Dataset entries
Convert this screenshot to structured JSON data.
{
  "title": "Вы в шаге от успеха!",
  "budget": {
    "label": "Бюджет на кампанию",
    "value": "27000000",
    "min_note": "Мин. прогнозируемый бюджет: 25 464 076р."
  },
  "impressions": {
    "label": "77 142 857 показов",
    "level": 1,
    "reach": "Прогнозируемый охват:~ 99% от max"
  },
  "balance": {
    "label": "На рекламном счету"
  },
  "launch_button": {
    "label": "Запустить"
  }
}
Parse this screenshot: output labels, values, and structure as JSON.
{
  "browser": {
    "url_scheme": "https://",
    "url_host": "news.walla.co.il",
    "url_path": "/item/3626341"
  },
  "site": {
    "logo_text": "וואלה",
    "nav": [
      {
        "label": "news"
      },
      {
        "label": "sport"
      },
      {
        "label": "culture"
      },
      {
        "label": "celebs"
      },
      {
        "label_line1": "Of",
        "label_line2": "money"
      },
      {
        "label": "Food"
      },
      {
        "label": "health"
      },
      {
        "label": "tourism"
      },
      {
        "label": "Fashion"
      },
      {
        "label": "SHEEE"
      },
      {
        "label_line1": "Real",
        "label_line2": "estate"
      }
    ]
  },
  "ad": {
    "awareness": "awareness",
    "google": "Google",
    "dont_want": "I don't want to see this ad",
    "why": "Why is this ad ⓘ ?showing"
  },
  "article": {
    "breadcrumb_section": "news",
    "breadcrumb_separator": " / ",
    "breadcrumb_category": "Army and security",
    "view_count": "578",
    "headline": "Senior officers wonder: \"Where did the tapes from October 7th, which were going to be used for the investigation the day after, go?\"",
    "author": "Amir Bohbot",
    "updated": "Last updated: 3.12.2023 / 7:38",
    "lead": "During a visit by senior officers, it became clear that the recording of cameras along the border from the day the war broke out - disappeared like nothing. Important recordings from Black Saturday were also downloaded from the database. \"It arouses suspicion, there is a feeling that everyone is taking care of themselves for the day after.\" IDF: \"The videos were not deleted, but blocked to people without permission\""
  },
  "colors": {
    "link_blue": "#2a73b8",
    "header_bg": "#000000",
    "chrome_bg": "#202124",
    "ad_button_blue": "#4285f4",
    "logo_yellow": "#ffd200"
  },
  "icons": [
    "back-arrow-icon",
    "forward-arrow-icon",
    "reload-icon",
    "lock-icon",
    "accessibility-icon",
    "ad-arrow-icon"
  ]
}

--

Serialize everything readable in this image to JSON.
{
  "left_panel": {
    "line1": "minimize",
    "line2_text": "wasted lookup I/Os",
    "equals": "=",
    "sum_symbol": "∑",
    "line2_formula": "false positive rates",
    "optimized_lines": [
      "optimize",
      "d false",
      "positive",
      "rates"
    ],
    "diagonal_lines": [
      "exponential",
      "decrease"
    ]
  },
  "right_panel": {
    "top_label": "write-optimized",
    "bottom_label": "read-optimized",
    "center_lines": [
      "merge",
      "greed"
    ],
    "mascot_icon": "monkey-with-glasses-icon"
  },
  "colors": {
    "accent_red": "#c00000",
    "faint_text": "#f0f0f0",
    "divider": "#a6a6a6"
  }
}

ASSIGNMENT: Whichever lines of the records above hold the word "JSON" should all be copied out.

SOLUTION TO THIS PROBLEM:
Convert this screenshot to structured JSON data.
Parse this screenshot: output labels, values, and structure as JSON.
Serialize everything readable in this image to JSON.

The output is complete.